Laura Tormos ’18 / Emertainment Monthly Staff Writer
Already being this far into the season, it is very clear that the imminent conclusion of Parks and Recreation, as sad and heartbreaking as it may be, has given the final season a sense of purpose and direction that otherwise might have been absent. Week after week, the show delves deeper into its long list of recurring characters and brings back our favorite memories and running gags from the past years, calling them back in wonderful, hilarious ways we could have only dreamed of for Parks and Recreation’s final season. This week, the list grows ever longer: Marcia and Marshall Langman, the accounting guy who loves Ben, the animal control idiots Harris and Brett, Brandi Maxxxx, the IOW, not to mention all the cameos from U.S. senators in “Ms. Ludgate-Dwyer Goes To Washington”—and next week, the list of old curtain calls is bound to get even longer and better as we, sadly, begin to reach the final stretch.

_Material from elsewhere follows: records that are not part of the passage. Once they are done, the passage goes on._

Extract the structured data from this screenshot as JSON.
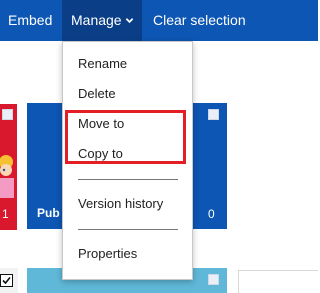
{
  "toolbar": {
    "embed_label": "Embed",
    "manage_label": "Manage",
    "clear_label": "Clear selection"
  },
  "menu": {
    "items": [
      "Rename",
      "Delete",
      "Move to",
      "Copy to",
      "Version history",
      "Properties"
    ]
  },
  "tiles": {
    "tile1_count": "1",
    "tile2_count": "0",
    "tile_label": "Pub"
  },
  "colors": {
    "command_bar": "#0d56b3",
    "manage_active": "#0a3f87",
    "tile_red": "#d9182d",
    "tile_teal": "#5fb8d8",
    "highlight": "#e31e24"
  }
}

“Ms. Ludgate-Dwyer Goes To Washington”
The first episode of the night was important in terms of what April has been struggling with all season, and finally puts a conclusion to her career crisis. Aubrey Plaza will always be impressive with what she does on the show for managing to portray all of April’s growth and development while always remaining in that one, comedic, monotone note of hers we’ve seen since the beginning and have all grown to know and love.
But it is obvious April has changed. She talks about just how much she has in her emotional conversation with Leslie (Amy Poehler) in Washington after finally telling her she no longer wants to work in the government or the National Parks Service and when Leslie reacts strongly, she later apologizes for her initial reaction. We all know, after all, how overbearing Leslie can be when it comes to her friends. It was a beautiful scene when April told Leslie how much she cared about her, even though April had Leslie turn her back to her as she did it.
It’s become quite obvious how much April really cares about her coworkers, despite her general refusal to admit it outright. The real surprise comes in April’s anxiety at just telling Leslie outright about her intentions to quit, which reveals in her a more internalized niceness and genuine desire not to hurt Leslie’s feelings, which is the real selfless, vulnerable quality to April one would not have recognized in the beginning of the series.
As for the actual conclusion and reveal towards April’s “dream job,” it seemed a little anticlimactic—though, admittedly it does make logical sense and definitely fits with April’s personality and wants, which is pleasing in and of itself. More interesting than the actual job, however, is the location, because it seems that Andy (Chris Pratt), April, Ben (Adam Scott), and Leslie are all headed for Washington (with Leslie’s own job promotion and all.) Ben and Leslie, however, have mentioned thoughts on splitting their time between Washington and Pawnee—but April and Andy didn’t, which means the split with their hometown seems to be much more permanent.
The second episode of the night is all about the progression of Ben’s congressional campaign. It could really not have been done any better because it showcased something Parks does perfectly: political controversy. This time, via Men’s Rights Activist groups, which really hits the nail on the head of some of the more ridiculous “political” movements that are actually going on right now (yes, in real life) with lines like “Men have had a very rough go of it, just recently” and “Can we have one conversation about feminism in which men are in charge?”
The episode ends with a traditional Parks and Recreation scene, in which Ben holds a press conference in which both he and Leslie spend the beginning answering and, most importantly, bringing to light the sheer stupidity in all the questions asked to women in politics—which this show has always had a very clear and passionate stance on. It’s great to see Parks and Recreation scream it at the top of its lungs, if only one last time. (And Ben’s winning of the IOW’s Woman of the Year award for his efforts was a hilarious way to finish off the storyline and bring us back full circle.)
Lastly, however, we can’t close this out without first talking about the sides to “Pie-Mary” that aren’t about politics, like Ben’s pie calzone and Andy and Ron’s (Nick Offerman) amusement with how monumentally embarrassing April’s crush on Andy was. More importantly, however, there was, once again, a callback: this time to Ron’s love of impossible puzzles, and April and Ron’s moment under the tree once April finally solves it. Then there was, of course, Donna (Retta) and Garry’s (Jim O’Heir) entire subplot just on reminiscing about the old times and conveying acts of friendship, which is pretty much the exact kind of content everyone wanted from the final season of Parks and Recreation.
With only two weeks to go, the looming heartache is starting to set in, and the end is becoming agonizingly real. But there’s excitement, there, too—because if Parks and Recreation is doing this well so far, it’s bound to have one of the most amazing series finales we could have ever hoped for. Whatever the case may be, however, you better get your tissues ready, because you’ll need them soon.
Let’s hope the tears are good ones.
Overall Episode Grade: A